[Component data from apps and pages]
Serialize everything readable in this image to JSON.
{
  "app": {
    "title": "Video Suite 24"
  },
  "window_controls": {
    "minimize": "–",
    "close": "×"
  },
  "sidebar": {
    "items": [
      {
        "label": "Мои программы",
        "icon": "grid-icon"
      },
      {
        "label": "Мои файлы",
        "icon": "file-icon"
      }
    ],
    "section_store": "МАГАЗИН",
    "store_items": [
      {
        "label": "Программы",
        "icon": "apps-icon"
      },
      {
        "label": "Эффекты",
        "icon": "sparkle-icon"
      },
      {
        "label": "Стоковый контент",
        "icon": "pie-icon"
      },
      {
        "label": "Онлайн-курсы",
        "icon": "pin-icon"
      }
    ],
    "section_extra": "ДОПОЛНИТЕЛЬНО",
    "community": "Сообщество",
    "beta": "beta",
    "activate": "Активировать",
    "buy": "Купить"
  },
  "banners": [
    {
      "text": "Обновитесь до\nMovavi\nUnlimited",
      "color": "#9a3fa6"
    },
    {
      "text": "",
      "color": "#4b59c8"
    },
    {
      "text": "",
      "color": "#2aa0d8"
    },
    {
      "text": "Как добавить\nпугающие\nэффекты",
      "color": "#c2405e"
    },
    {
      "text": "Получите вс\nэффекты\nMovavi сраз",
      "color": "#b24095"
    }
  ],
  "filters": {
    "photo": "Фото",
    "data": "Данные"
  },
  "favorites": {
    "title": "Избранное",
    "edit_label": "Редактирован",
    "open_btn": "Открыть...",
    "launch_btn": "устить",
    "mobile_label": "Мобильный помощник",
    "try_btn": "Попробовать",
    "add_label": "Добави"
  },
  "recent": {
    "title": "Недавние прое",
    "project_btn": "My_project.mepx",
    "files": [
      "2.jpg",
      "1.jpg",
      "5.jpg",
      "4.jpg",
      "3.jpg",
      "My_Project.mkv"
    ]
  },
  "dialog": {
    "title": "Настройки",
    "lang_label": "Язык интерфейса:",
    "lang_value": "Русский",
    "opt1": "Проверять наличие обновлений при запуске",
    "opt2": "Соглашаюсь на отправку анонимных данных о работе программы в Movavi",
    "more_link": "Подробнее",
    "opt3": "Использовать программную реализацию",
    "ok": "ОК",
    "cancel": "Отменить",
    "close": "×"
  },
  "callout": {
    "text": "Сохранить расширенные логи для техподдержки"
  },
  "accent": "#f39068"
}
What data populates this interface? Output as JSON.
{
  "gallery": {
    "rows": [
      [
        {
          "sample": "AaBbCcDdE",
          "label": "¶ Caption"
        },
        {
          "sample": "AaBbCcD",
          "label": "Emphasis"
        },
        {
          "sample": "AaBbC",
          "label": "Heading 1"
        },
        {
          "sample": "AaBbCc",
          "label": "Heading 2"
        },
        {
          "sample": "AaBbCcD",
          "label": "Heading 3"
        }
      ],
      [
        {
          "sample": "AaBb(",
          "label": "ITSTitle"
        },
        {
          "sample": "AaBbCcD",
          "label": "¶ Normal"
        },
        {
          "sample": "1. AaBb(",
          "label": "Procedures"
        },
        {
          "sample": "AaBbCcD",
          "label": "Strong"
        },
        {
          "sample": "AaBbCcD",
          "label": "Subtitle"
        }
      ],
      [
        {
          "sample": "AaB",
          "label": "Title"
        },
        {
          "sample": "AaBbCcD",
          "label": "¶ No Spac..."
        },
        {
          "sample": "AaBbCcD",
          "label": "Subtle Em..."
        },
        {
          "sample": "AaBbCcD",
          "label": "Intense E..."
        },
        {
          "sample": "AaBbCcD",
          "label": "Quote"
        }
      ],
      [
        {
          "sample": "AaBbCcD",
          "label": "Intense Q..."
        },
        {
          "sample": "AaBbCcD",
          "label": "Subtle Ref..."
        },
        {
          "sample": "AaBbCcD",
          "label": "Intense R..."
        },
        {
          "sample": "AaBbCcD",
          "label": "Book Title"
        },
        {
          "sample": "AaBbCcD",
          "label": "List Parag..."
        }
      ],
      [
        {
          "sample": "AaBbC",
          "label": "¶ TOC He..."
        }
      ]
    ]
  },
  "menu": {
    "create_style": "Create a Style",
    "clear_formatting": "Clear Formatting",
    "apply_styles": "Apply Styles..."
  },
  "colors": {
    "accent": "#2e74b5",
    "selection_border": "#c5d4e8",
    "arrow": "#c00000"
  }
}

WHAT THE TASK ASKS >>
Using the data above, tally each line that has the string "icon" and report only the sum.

SOLUTION BELOW >>
6